If God knows all those sins, and God still nevertheless elects a people for himself, then it follows that even if someone professing to know Jesus commits suicide, Jesus must have died for that sin too. Jesus did not die for certain sins, but all types of sin. Jesus did not die for some of the sins of the elect, but all of them. The forgiveness of sin does not rest of lie in our specific naming of every sin, it lies in the finished work of Christ and our justification by faith. That is a justification that is pronounced, wholly and in full, when we put our faith in him. If nothing can separate from the love of God in Christ Jesus, including death and sin, then even a sinful death will not do so.
What is called the ‘unforgivable sin’
The Bible specifically names the unforgiveable sin as blasphemy against the Holy Spirit. Now, if sin itself is blasphemy against the Holy Spirit (and what is intended in Mark 3:28-29) then we’re all in trouble because we will all have sins that we have not specifically repented of by name. But scripture doesn’t seem to be saying that.

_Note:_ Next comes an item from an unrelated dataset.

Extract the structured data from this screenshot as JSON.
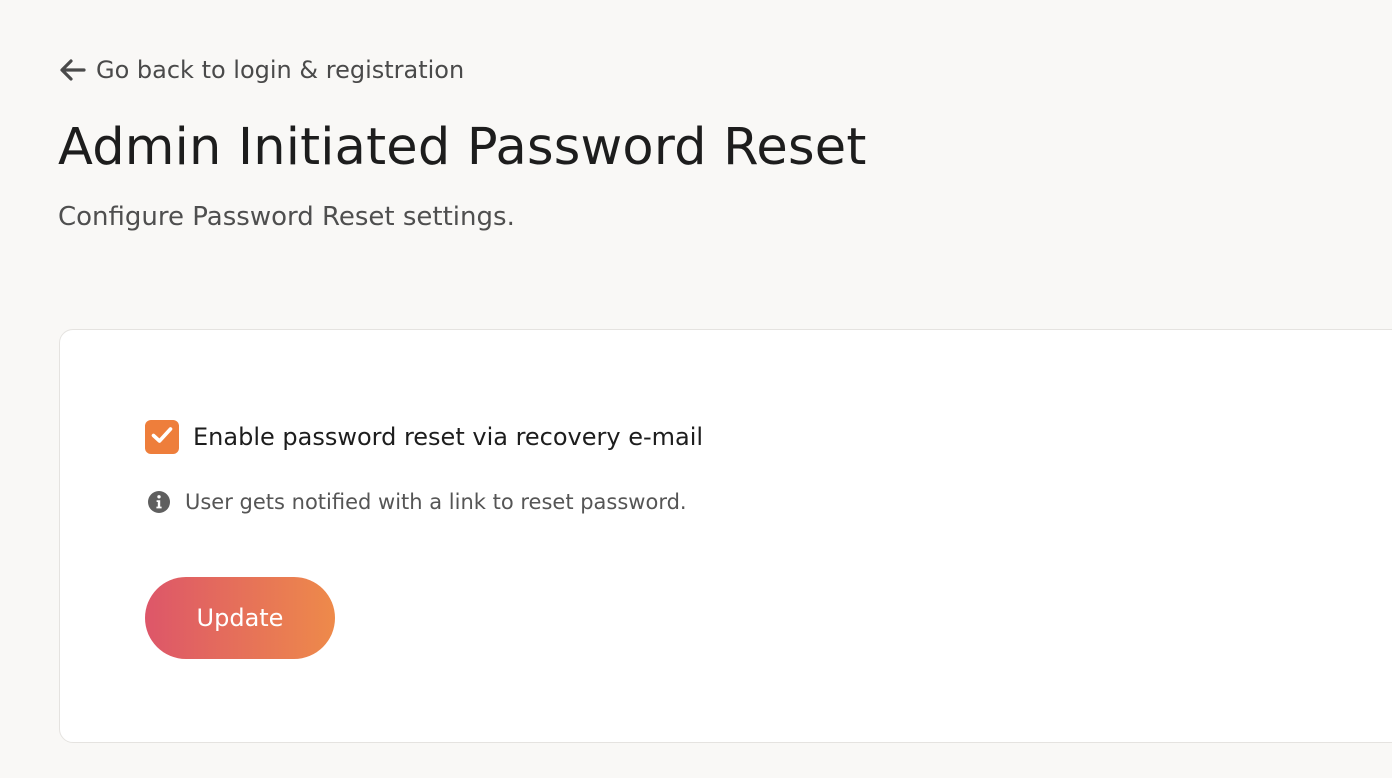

Blasphemy against the Holy Spirit seems to be a specific sin of its own. We could spend a long time talking about what that probably is, but suffice to say here, there is nothing in scripture that suggests or implies suicide is it nor that associates suicide with this. There is no reason to assume – particularly in light of the point above – that suicide is the unforgiveable sin and plenty of theological reasons to not suggest that.
The Bible is clear that the sin which keeps people out of the kingdom is the sin that refuses to bow the knee to the Lord Jesus. The sin of a hardened heart against him and his commands. The sin of wilful, unrepentant, continuous sin because we do not actually love the Lord Jesus at all. There is nothing in scripture that equates suicide with this of itself.
What it says about a person?
Even those who would affirm most (or all) of what I said above still sometimes insist that suicide is the action of someone who doesn’t love Jesus. If the one who perseveres until the end will receive the crown of life, what does it say about those who refuse to persevere to the end? What does suicide say about the one who commits it and their standing in Christ?
My answer is simple. It says they might be very ill. It says their medication might not have worked properly. It says their thinking has become disordered in some way. It says they were in serious need of support It says they gave into a particular sin. It says absolutely nothing of itself about their standing in Jesus. None of those things, of themselves, prove somebody is not a believer in the Lord Jesus. None of those things, of themselves, imply a heart that is against the Lord Jesus.
There is, in my view, no denying that suicide is wrong. Believers should not do it. Jesus asks us not to do it. But since when did a believer sinning, of itself, mean they necessarily do not belong to Jesus? Which of us belongs to Jesus if such is the case? 1 John 2 puts the matter clearly enough: ‘I write this to you so that you will not sin. But if anybody does sin, we have an advocate with the Father—Jesus Christ, the Righteous One.’ Should we sin? No. Do we sin? Yes. What happens when we do? We have an advocate with the Father in Jesus Christ. Even if we happen to sin in this way. The same Jesus who knew we would sin this way when we died on the cross for us, stands next to the Father and reminds him it is paid for when a believer does it. It may be sin, but it is not a special category of unforgiveable sin. For the believer, even our grossest sins have been paid.